(Items listed in a dataset)
|---|
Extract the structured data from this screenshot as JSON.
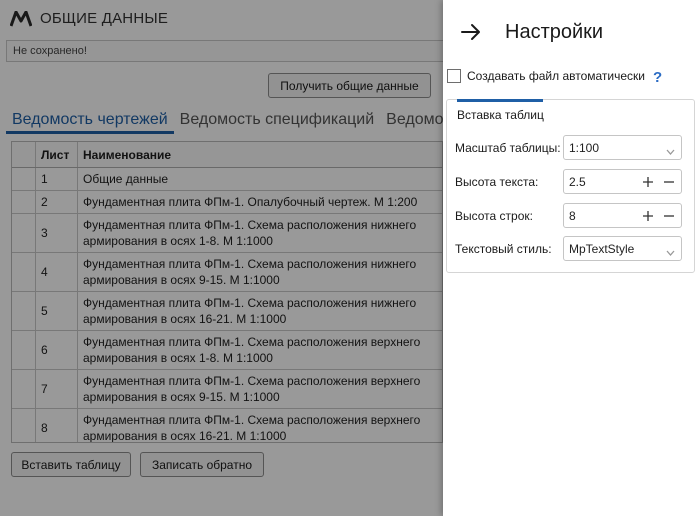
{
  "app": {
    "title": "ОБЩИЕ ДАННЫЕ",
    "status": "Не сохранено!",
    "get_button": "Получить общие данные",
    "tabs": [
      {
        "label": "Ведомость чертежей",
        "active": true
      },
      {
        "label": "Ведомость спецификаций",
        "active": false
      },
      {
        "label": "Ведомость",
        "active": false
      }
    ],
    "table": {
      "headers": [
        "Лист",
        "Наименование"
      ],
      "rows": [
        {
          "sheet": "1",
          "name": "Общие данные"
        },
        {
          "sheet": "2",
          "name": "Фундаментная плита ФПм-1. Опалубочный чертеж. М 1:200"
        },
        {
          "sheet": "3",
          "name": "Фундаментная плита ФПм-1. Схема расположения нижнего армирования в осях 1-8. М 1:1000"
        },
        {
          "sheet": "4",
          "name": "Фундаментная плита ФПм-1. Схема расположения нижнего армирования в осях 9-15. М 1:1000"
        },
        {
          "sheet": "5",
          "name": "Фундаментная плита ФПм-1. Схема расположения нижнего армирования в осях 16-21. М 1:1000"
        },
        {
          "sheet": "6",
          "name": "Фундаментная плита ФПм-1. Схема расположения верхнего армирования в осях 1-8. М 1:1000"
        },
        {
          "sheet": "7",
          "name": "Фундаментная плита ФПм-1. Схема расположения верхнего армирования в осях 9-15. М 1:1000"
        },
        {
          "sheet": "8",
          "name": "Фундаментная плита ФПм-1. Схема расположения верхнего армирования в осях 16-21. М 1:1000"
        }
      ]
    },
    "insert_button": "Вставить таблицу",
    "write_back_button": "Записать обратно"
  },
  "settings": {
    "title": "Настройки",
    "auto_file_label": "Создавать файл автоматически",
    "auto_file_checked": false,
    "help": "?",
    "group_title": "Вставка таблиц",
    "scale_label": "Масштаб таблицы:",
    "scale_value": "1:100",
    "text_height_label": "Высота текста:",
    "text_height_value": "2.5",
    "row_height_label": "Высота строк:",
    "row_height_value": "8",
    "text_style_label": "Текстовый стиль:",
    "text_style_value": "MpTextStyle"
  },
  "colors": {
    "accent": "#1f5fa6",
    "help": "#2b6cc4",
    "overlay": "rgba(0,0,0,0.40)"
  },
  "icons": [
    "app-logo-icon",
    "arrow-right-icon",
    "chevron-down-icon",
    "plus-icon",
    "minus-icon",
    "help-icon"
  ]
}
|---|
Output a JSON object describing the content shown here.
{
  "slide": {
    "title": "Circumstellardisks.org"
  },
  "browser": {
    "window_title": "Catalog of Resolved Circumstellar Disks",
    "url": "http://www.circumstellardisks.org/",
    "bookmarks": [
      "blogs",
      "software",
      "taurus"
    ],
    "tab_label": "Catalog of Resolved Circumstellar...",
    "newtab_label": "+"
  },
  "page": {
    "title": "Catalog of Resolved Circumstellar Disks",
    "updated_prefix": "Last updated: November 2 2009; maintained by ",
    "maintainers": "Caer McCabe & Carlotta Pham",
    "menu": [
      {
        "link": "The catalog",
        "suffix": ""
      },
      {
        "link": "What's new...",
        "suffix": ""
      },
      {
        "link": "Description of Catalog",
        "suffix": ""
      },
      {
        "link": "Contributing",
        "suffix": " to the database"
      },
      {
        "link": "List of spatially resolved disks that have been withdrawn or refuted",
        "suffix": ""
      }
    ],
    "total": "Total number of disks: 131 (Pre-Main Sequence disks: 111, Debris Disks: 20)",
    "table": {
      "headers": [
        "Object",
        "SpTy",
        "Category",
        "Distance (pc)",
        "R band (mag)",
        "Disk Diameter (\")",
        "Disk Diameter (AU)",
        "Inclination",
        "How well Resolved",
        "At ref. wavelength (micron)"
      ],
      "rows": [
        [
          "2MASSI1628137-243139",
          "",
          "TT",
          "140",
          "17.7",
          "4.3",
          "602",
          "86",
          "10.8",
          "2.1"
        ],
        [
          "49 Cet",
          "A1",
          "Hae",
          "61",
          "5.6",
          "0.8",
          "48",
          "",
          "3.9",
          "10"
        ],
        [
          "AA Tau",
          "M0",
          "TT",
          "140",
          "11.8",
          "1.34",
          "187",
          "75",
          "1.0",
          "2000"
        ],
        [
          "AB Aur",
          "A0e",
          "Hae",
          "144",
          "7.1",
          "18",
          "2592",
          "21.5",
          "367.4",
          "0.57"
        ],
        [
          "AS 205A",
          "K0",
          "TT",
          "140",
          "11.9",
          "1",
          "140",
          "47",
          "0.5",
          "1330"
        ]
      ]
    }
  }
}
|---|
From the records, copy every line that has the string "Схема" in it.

          "name": "Фундаментная плита ФПм-1. Схема расположения нижнего армирования в осях 1-8. М 1:1000"
          "name": "Фундаментная плита ФПм-1. Схема расположения нижнего армирования в осях 9-15. М 1:1000"
          "name": "Фундаментная плита ФПм-1. Схема расположения нижнего армирования в осях 16-21. М 1:1000"
          "name": "Фундаментная плита ФПм-1. Схема расположения верхнего армирования в осях 1-8. М 1:1000"
          "name": "Фундаментная плита ФПм-1. Схема расположения верхнего армирования в осях 9-15. М 1:1000"
          "name": "Фундаментная плита ФПм-1. Схема расположения верхнего армирования в осях 16-21. М 1:1000"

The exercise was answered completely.